What to produce:
Your answer must be every line of the data that holds the string "referral".

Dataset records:
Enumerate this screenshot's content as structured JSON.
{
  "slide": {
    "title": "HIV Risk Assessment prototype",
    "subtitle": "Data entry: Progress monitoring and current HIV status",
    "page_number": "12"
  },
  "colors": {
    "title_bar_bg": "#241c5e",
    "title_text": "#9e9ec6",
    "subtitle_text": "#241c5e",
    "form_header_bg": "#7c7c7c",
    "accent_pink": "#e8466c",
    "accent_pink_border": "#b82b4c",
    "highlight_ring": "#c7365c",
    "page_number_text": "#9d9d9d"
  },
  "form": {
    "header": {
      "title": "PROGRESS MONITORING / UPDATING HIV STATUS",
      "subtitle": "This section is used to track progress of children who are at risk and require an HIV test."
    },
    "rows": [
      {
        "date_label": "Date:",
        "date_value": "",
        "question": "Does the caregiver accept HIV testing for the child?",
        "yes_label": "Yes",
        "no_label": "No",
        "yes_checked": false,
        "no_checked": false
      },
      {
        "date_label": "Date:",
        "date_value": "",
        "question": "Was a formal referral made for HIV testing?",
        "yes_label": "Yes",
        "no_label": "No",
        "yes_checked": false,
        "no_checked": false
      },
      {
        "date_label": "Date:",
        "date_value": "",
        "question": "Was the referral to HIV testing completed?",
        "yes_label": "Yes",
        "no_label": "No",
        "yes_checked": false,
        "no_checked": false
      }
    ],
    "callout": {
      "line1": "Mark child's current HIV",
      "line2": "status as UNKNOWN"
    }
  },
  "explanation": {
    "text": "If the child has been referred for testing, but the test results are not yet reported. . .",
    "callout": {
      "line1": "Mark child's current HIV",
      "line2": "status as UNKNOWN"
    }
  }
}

Reply:
        "question": "Was a formal referral made for HIV testing?",
        "question": "Was the referral to HIV testing completed?",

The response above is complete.